### Task directions
Determine how many lines of the material hold the word "photo", and answer with the number only.

[Records shown Boundary: Start]

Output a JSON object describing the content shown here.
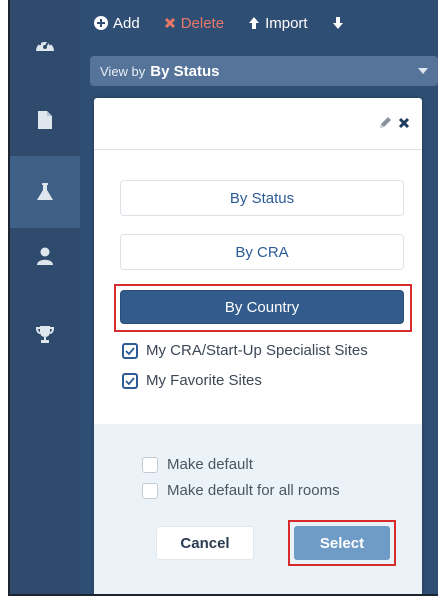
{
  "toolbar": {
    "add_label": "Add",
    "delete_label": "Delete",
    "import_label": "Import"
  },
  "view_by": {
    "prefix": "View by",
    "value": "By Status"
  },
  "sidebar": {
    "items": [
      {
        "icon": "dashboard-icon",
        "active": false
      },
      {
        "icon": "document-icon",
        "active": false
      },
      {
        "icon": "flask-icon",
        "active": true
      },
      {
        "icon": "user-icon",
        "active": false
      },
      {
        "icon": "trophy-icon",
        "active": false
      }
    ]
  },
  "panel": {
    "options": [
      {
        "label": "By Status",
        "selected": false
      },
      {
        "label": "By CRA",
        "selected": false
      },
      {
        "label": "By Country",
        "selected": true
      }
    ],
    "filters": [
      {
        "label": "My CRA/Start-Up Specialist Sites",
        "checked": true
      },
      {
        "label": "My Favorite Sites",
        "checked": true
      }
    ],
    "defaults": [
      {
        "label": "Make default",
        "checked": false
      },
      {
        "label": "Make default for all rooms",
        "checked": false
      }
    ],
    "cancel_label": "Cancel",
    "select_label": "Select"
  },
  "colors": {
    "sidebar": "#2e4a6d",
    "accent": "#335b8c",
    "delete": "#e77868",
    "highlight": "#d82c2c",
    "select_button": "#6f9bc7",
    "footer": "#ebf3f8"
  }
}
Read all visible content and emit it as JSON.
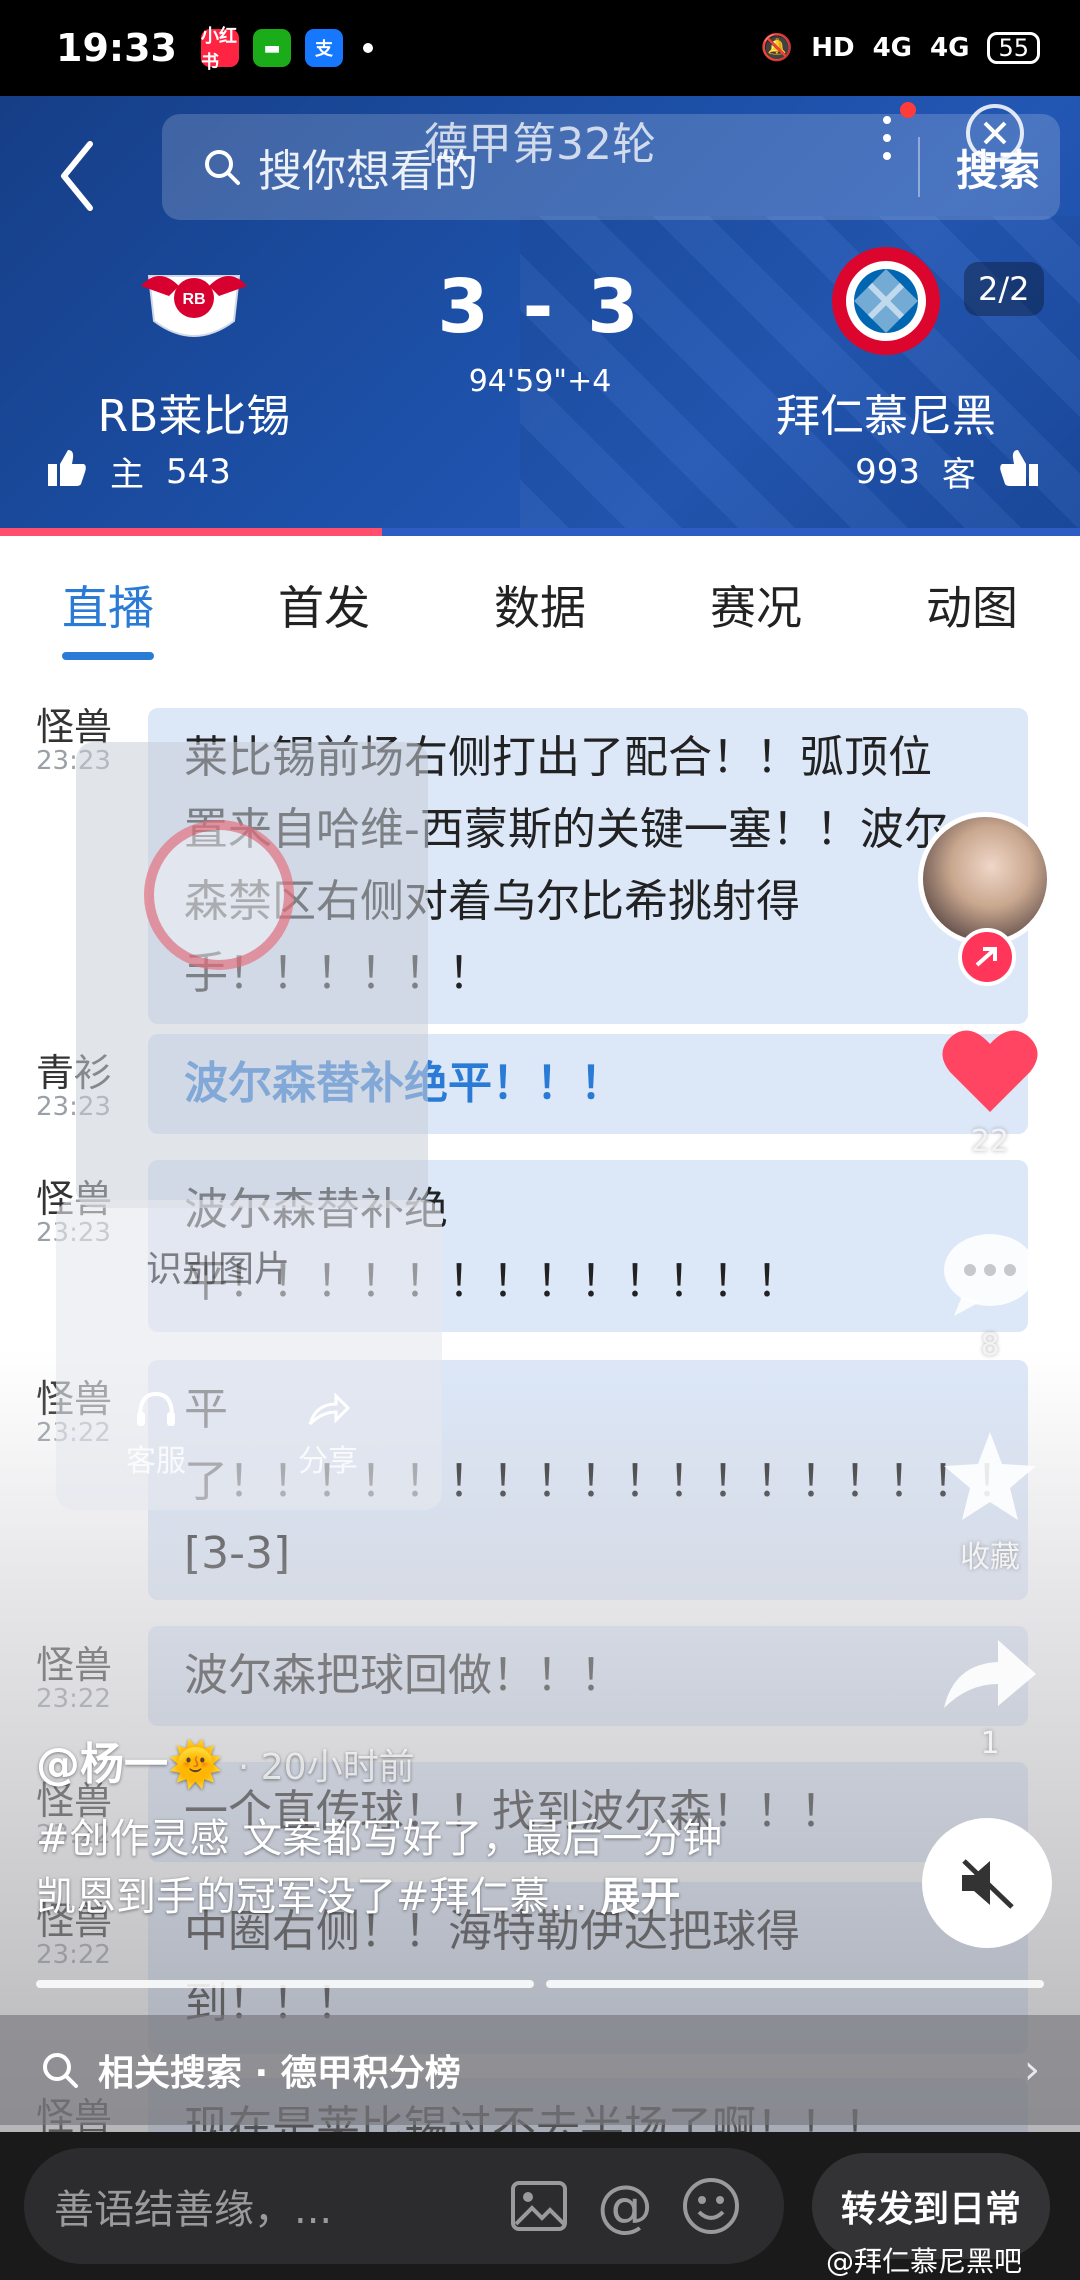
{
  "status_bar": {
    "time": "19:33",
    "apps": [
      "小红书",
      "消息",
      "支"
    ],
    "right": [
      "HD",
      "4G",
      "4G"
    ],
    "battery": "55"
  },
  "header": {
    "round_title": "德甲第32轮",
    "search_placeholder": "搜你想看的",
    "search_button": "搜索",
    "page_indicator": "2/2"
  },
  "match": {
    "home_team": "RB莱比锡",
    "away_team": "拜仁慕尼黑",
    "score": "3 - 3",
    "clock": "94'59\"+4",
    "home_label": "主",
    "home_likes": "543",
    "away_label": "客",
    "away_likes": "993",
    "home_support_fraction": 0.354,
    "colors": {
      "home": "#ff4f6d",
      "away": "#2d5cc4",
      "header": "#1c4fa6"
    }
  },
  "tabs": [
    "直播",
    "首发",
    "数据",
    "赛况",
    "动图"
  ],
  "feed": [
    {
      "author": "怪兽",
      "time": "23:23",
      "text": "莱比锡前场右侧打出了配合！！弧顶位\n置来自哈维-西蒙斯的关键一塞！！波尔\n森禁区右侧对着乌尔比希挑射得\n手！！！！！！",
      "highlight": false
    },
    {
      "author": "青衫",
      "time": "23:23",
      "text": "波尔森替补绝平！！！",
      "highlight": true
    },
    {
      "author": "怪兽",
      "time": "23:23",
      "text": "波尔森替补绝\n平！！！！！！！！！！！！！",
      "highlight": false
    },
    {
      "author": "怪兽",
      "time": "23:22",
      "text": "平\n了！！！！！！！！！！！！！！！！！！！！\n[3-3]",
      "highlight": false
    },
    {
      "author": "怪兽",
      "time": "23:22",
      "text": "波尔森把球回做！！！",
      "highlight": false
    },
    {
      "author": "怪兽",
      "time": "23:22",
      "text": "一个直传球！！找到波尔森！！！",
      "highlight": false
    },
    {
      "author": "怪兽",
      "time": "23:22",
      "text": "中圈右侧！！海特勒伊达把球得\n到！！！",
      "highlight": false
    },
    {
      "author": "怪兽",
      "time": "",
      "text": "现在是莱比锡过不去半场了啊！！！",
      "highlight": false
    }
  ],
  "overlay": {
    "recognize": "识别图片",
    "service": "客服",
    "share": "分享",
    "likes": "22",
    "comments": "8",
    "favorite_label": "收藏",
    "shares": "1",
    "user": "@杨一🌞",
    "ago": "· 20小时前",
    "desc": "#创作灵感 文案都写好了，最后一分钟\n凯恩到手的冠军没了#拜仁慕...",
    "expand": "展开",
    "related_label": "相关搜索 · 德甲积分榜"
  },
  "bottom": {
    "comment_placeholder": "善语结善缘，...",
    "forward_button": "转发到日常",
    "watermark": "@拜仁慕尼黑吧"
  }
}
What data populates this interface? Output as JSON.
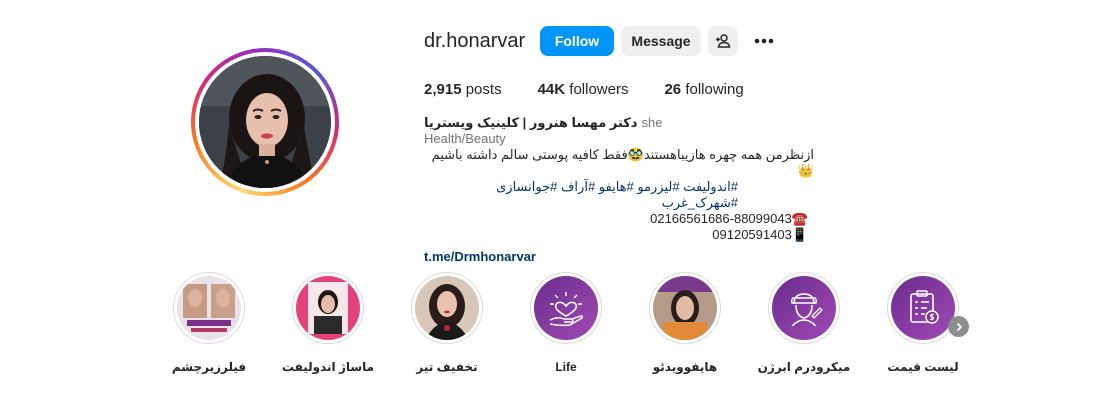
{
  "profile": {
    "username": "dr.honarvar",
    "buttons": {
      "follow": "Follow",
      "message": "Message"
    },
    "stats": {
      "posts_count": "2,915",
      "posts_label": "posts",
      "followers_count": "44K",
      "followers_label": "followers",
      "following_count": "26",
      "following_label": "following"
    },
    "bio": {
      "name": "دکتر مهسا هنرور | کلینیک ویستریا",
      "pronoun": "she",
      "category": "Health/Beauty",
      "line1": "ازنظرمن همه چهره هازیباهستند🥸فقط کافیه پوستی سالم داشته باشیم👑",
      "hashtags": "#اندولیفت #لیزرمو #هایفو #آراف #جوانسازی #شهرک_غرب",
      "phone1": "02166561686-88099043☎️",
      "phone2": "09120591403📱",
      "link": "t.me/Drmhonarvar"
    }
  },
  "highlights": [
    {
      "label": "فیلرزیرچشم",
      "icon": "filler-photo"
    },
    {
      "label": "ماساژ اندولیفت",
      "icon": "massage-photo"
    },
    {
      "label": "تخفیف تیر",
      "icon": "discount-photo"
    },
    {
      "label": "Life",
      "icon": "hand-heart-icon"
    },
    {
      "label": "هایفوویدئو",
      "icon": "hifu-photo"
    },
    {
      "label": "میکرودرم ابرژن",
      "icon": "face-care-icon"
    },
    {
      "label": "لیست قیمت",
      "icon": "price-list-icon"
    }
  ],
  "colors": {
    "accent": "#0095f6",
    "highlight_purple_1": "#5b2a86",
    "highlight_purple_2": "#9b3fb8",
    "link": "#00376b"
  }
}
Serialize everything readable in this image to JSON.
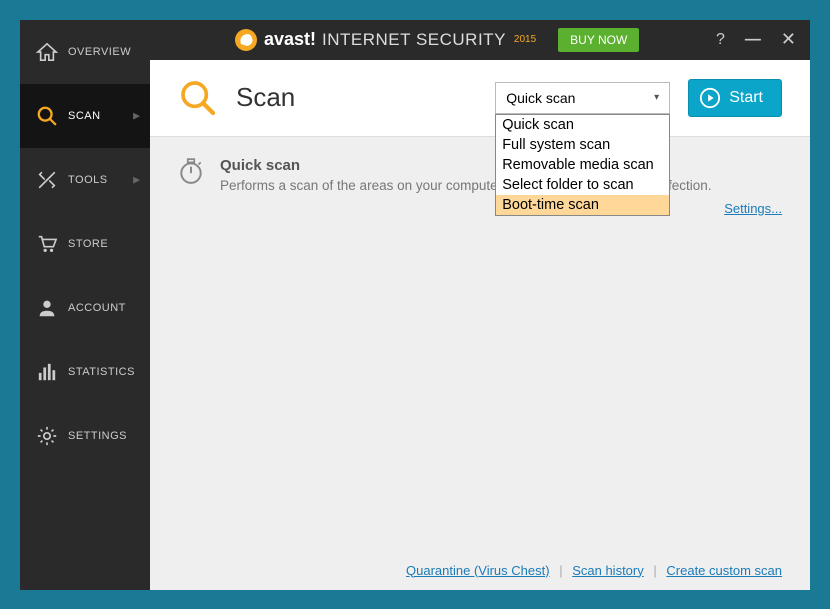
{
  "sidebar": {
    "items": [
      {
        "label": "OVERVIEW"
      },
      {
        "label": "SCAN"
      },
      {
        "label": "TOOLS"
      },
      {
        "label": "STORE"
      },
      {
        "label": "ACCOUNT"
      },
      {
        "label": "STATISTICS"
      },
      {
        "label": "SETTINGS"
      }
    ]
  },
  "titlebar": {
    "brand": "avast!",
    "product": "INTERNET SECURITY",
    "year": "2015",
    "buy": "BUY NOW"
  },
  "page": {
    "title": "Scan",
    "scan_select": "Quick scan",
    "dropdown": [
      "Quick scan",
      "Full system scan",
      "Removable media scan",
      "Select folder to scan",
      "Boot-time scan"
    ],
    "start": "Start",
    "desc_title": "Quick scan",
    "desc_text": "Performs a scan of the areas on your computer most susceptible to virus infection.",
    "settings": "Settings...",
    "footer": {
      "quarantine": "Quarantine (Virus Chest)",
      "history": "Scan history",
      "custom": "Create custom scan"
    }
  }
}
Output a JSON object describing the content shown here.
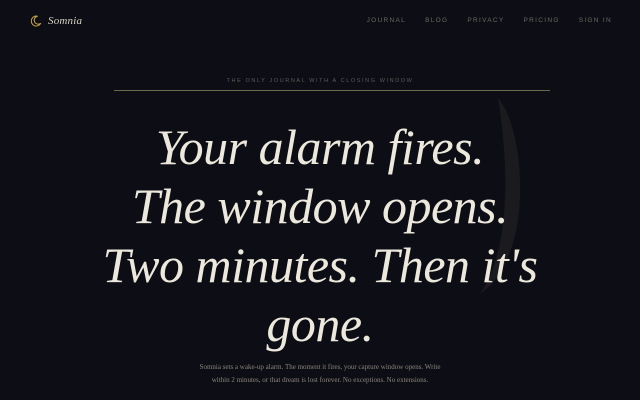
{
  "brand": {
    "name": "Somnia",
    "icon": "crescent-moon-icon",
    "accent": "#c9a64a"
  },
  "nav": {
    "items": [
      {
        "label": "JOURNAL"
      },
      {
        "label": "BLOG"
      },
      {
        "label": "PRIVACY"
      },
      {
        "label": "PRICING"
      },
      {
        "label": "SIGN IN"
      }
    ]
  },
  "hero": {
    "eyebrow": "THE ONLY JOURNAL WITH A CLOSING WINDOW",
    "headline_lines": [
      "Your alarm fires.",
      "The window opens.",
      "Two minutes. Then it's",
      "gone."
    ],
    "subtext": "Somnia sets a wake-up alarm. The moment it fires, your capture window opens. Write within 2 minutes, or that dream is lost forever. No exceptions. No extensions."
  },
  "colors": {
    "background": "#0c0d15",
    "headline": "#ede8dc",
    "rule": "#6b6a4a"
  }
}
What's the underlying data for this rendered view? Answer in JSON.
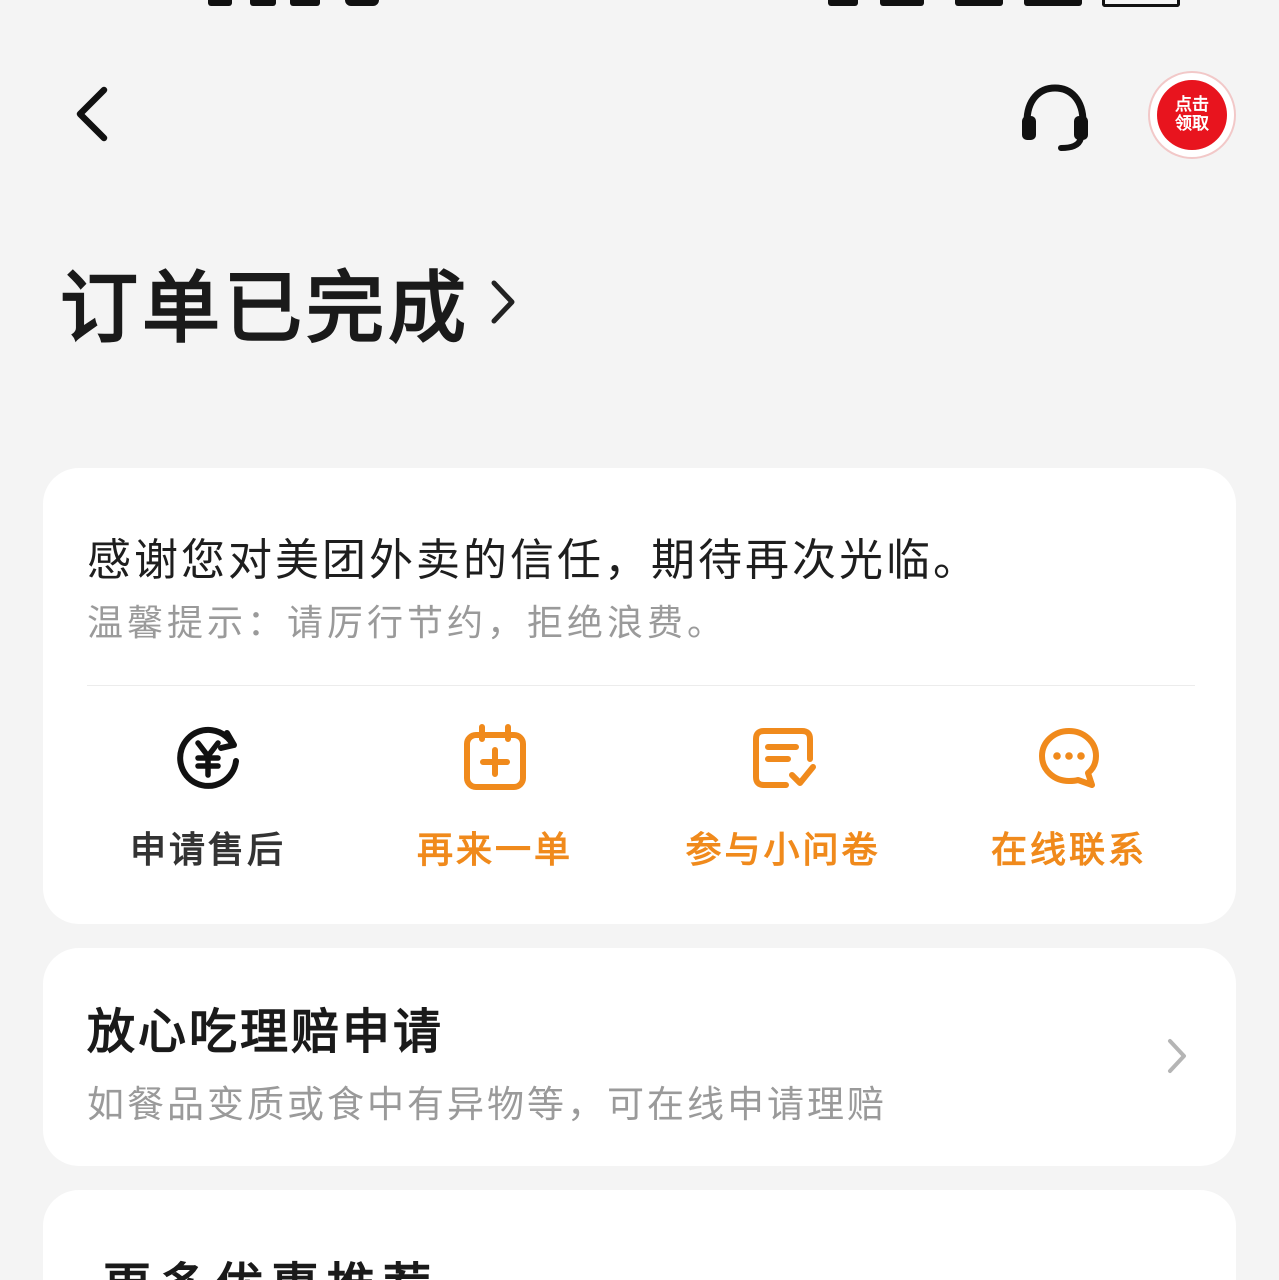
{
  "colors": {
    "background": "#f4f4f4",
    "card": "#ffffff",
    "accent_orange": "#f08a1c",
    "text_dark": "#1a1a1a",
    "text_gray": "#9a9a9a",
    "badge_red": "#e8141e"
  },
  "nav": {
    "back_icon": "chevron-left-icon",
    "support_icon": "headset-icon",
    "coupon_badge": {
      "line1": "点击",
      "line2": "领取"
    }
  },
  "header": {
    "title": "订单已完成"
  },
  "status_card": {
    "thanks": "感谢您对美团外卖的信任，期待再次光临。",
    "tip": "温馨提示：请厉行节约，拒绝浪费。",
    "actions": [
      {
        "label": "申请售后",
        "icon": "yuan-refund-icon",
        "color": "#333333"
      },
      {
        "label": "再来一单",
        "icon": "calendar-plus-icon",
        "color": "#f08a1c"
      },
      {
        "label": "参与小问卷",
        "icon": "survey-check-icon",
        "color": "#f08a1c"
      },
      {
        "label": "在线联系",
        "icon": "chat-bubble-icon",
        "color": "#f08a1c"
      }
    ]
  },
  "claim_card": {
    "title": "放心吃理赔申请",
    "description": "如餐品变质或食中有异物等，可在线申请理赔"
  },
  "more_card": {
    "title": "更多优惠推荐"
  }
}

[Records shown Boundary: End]

### The answer
4